World View: Turkey, Syria Exchange Fire Across Border

World View: Turkey, Syria Exchange Fire Across Border

This morning’s key headlines from

  • Turkish army returns fire after Syrian shells kill five in Turkey
  • Iran’s currency crash brings riots and government crisis

Turkish army returns fire after Syrian shells kill five in Turkey

The Syria conflict took a substantial escalation on Wednesday, afterSyrian army mortar shells traveled across the border to the bordertown of Akcakale, Turkey, killing a woman and her three daughters,along with another woman. Turkey’s army struck back at targets insideSyria, and Prime Minister Recep Tayyip Erdogan issued a statement: 

Our armed forces in the border region respondedimmediately to this abominable attack in line with their rules ofengagement; targets were struck through artillery fire againstplaces in Syria identified by radar.

Turkey will never leave unanswered such kinds of provocation bythe Syrian regime against our national security.

It’s not known what Turkey’s targets were inside Syria.

A Syrian mortar barrage struck inside Turkey last Friday, damaginghomes and workplaces, but causing no casualties. Turkey’s response atthat time was to deploy dozens of armored vehicles to the Syrianborder, and issue a statement threatening military action: “I wouldlike the public to know that if such breaches towards our borderscontinue we are reserving our rights and we are exercising ourrights.”

It was believed that Friday’s incident was an accident by Syria,but there are unproven suspicions that the new incident wasintentional, and the town may have been targeted. This wouldbe consistent with the vitriolic criticisms of Turkey bySyria’s president Bashar al-Assad for aiding and trainingthe Syrian opposition.

Erdogan is under intense domestic nationalistic pressure to dosomething about the Syrian situation, particularly since Turkey ishosting over 90,000 Syrian refugees, with hundreds more crossing theborder every day. However, it’s not believed that he wants to getinvolved in Syria militarily, and so today’s respond may have beenjust for domestic consumpsion. Zaman (Istanbul) and Bloomberg

Iran’s currency crash brings riots and government crisis

Iran’s currency, the rial, has lost 40% in value against the dollarin the last few days, and a catastrophic 80% of its value since2011. This has dramatically affected the lives of ordinary Iranians,as most imported goods, including things as varied as meat, oil,sugar, tires and car parts have doubled in price in the last few months. 

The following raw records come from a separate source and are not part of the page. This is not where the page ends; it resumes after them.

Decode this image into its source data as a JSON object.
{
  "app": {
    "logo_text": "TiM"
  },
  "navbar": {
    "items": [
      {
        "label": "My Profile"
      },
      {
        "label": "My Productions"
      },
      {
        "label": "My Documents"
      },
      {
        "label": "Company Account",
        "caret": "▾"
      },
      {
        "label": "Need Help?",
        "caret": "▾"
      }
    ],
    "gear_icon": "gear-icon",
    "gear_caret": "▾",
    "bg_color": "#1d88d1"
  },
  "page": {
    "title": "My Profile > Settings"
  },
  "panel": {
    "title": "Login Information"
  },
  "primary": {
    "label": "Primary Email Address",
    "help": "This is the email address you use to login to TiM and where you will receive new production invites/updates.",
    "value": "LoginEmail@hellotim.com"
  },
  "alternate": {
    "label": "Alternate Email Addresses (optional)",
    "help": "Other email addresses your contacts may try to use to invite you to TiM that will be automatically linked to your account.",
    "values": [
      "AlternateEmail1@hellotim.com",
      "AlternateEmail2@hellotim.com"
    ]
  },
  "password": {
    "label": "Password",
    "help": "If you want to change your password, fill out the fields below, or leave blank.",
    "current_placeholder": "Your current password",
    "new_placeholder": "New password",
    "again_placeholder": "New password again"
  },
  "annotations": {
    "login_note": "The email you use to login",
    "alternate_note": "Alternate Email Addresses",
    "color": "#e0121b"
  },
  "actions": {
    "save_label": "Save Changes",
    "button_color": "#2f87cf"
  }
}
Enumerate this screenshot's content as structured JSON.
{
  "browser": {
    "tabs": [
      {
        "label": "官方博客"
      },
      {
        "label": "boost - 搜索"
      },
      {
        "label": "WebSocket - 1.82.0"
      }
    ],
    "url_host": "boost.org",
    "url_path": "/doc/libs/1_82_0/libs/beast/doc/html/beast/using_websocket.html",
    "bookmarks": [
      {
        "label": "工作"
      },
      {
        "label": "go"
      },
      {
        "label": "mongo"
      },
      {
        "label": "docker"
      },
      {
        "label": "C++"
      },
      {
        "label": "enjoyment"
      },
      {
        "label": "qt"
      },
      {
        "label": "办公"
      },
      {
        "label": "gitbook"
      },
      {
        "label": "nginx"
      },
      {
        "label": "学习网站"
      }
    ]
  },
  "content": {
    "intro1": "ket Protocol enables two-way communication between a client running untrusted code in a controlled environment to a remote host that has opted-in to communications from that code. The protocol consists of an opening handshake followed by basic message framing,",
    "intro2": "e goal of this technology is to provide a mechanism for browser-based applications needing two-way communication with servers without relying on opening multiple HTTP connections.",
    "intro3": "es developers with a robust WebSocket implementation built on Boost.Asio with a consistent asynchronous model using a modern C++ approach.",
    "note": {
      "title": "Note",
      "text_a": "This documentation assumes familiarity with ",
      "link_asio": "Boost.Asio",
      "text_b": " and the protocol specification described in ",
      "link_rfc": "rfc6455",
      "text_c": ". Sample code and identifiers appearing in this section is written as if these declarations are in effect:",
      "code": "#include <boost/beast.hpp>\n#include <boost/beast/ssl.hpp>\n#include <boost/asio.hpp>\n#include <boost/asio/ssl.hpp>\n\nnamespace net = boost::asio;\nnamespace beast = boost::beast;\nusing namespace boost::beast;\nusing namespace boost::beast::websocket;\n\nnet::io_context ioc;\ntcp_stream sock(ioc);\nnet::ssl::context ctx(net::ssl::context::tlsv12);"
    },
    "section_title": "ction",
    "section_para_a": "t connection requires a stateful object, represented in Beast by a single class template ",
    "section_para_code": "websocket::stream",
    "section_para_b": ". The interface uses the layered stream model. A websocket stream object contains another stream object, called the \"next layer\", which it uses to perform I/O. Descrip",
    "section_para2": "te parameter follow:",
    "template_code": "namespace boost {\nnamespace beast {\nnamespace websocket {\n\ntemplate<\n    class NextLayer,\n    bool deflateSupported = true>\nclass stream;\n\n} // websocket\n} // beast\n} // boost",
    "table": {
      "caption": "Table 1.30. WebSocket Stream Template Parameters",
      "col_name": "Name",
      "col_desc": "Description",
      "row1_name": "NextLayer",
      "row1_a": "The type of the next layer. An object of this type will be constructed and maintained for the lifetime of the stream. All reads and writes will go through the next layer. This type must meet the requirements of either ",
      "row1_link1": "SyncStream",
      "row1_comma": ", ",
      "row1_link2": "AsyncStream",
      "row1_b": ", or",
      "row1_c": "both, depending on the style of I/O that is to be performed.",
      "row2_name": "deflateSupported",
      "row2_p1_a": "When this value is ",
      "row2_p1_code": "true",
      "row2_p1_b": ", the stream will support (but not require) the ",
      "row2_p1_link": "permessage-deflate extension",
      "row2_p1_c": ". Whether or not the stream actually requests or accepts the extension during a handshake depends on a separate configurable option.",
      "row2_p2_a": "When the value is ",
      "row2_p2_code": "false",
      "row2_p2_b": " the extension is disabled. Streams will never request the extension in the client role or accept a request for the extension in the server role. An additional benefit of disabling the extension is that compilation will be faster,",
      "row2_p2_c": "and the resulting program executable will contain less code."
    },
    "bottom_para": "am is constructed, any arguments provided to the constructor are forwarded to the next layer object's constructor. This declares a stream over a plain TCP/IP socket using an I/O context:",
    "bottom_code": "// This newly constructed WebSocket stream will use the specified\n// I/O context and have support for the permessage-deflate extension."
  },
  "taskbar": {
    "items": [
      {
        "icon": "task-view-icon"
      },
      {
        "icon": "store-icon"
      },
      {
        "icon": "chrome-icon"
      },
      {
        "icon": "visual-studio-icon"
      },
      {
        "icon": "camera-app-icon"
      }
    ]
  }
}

This triggered riots in Tehran, but these were different than theriots that occurred in 2009. In those riots, students weredemonstrating against the political system that reelected MahmoudAhmadinejad as president. Today’s riots are political, notgenerational. The protesters today are not students, but they’remerchants and money changers from Tehran’s sprawling Grand Bazaar.

The standard response of the Iranian regime to any problem is to blameit on the Great Satan (the U.S.), and Ahmadinejad has been strugglingto find ways to point the blame at America. However, this trickhas stopped working, and the Iranian people are blaming Ahmadinejadfor the failure of the financial crisis. Although Ahmadinejad isblaming the U.S.-led sanctions, many people are blaming Ahmadinejadfor adopting policies that don’t respond properly to the sanctions,such as by spending money supporting terrorist activities byHizbollah.

The merchants and money-changers are closely allied with the SupremeLeader Ayatollah Seyed Ali Khamenei, who last year had a vitriolicsplit with Ahmadinejad. So these riots serve Khamanei’s purpose indeflecting criticism away from himself.

From the point of view of Generational Dynamics, Iran is ina generational Awakening era, just one generation past Iran’slast generational crisis war, the 1979 Great Islamic Revolutionand the Iran/Iraq war that climaxed in 1988. We’re now seeinga transition in Iran that also occurred in America at the same pointin its generational Awakening era of the 1960s-70s.

In 1967, America had a huge student-level protest in the form of theseparated the young Boomer generation from their parents. Buta generational split of this type forces everyone in all generationspick sides, and so the generational split morphs into a politicalsplit, as it did in America in the early 1970s. The result wasthe Awakening era climax, when President Richard Nixon was forcedto resign in 1974. 

Now we see the same thing happen in Iran. The generational split of2009 is now morphing into a political split. As Iran’s Awakening eraprogresses, we would expect the political split to lead to some kindof Awakening crisis, quite possible the hoped-for “regime change.”And of course if regime change occurs, then whoever is theU.S. President at the time will take full credit. Independent (London) and Tehran Times and US News

Permanent web link to this article
Receive daily World View columns by e-mail